On one Saturday afternoon 17th November 2012, lying on the sofa in my parents apartment in Karachi, I heard a knock on the door, the knock intensity and pattern didn’t match any regular visitors, so I was sure that it must be somebody new. My mother was near the door and also realizing the same unusual knock she cautiously opened the door a little bit and asked “Who is it?” she got a reply in a mature feminine voice “We are here for polio drops, please bring all children up to five years”, my mother replied, “We don’t have any such children”, the woman responded in a surprised tone “You don’t have any children?”. Then my mother clarified, “No, no, I have three children but all aged well above 5 years”, the conversation ended and my mother closed the door.
This is not the story I wanted to tell here, but this knock made me recall another similar event from my childhood nearly 15 years back, which is my personal story related to polio activities on ground. I was not in anyway connected to the polio eradication activities going on ground, until recently in September 2012 after attending the Group Study Exchange program from Rotary International and then spending some time in communication with d’Arcy Lunn from The End of Polio campaign.
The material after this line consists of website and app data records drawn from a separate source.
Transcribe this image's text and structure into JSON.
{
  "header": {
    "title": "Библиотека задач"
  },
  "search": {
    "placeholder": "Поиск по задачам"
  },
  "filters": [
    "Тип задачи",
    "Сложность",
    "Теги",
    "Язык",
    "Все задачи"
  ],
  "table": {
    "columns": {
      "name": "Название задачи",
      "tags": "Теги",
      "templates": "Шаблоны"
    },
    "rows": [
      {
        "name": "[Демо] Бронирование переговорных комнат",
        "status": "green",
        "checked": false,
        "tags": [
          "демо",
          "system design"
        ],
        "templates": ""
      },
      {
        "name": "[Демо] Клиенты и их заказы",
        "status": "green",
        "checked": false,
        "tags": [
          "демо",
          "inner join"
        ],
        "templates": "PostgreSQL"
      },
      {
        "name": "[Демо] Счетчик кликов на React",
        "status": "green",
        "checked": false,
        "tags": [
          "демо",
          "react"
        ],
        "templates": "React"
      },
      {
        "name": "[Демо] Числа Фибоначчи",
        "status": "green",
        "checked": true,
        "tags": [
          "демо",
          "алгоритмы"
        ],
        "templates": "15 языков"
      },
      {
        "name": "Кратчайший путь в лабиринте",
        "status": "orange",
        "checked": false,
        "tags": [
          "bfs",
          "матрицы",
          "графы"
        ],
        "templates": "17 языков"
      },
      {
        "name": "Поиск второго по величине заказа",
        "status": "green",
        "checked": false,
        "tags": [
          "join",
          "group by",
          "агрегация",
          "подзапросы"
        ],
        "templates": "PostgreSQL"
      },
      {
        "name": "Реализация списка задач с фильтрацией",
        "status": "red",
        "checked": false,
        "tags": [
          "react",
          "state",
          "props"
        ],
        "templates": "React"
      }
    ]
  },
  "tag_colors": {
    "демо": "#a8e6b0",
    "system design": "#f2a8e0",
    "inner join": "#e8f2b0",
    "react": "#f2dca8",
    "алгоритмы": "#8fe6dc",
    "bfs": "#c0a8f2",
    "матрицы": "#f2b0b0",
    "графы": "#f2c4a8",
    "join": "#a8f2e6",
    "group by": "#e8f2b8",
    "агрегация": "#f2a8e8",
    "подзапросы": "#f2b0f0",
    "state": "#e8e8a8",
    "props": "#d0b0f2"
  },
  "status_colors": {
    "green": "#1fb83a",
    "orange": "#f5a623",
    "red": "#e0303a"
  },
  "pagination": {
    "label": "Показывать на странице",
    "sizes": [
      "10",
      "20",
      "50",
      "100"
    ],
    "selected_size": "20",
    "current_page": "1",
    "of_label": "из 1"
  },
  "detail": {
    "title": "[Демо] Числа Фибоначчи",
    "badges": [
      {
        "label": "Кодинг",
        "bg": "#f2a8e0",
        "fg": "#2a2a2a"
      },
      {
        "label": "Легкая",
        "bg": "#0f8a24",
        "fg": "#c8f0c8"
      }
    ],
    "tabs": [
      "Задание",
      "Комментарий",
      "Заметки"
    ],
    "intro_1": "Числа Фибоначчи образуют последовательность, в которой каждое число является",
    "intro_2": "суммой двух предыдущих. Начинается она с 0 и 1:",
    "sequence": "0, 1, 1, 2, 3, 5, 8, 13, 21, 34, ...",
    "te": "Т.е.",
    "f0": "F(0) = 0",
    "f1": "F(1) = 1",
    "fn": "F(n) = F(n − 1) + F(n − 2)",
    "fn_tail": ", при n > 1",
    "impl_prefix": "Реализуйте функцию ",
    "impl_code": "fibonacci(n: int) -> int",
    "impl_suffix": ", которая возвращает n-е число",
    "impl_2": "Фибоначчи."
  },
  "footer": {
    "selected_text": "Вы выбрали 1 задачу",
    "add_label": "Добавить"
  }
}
I am still not an on-the-ground worker, merely an arm chair advocacy supporter in my spare time. So to the story when I was 15 years old:
I heard a knock on the door, there was polio team outside, after they were finished from my home, the team turned to my neighbours who were a Pashtun speaking family from Quetta and living in Karachi for business reasons. My mother knew that the lady living next door does not understand Urdu language, so she kept the door open in anticipation of helping the neighbours.
We have been living with our Pashtun neighbours for several years and both families had developed very friendly relations. The friendship was a natural phenomenon with our culture of hospitality and even the language barriers could not stop this from happening. Usually the communication between my mother and the neighbour was enabled by gestures and some common words in both languages, but it was difficult to communicate and sometimes quite funny to watch! So, I am in a fix here (now), my mother speaks Urdu, the neighbours speaks Pashtun, the polio team members also spoke Urdu and I am now translating all the communication in English!
Going on with the story, my mother watched the polio team knock on the door of neighbours, a child opened the door, to whom the polio team asked to call some elder. The neighbour lady came to the door but stood beside it and asked who was this at the door? On hearing the feminine voice, she came out and faced the polio team. Obviously she did not understand what the polio team members said as she only understood Pashtun and the polio team spoke Urdu. So, my mother intervened and using gestures and common words, she made her understand that you need to bring all out all your children up to five years of age, (there were three of them) to have this medicine against the disease (polio).
The most important aspect of the communication was very astonishing for me, realized now in 2012, my mother pointed out towards her own children, me and my siblings that they also had this medicine and it is actually good for their health. After a few more gestures, both my mother and the neighbour lady smiled at each other and then my mother gave the green signal to the polio team for giving drops to the children. The team executed the oral vaccination and I remember the excitement around the scene as every child got the drops. After completing their job, the team marked the apartments on the wall beside the doors in their own shorthand and away they went down the stairs to the other apartments.
A simple analysis (if readers cannot comprehend with my story telling skills!) reveals that personal relations are a very good means of conveying a message and even language barriers cannot stop persuasion for a common cause, as my mother successfully and unknowingly demonstrated.
We have moved to a different apartment now and the neighbours also moved to another block, but both families are still friends and we often visit each other. My story ends here, sorry for my poor story telling.
Ashar Ahmed, Karachi, Pakistan
Editor’s note: wonderful story telling in a second language if you don’t mind! A beautiful story of the present, past and into the future. We all play our part in the global eradication of polio!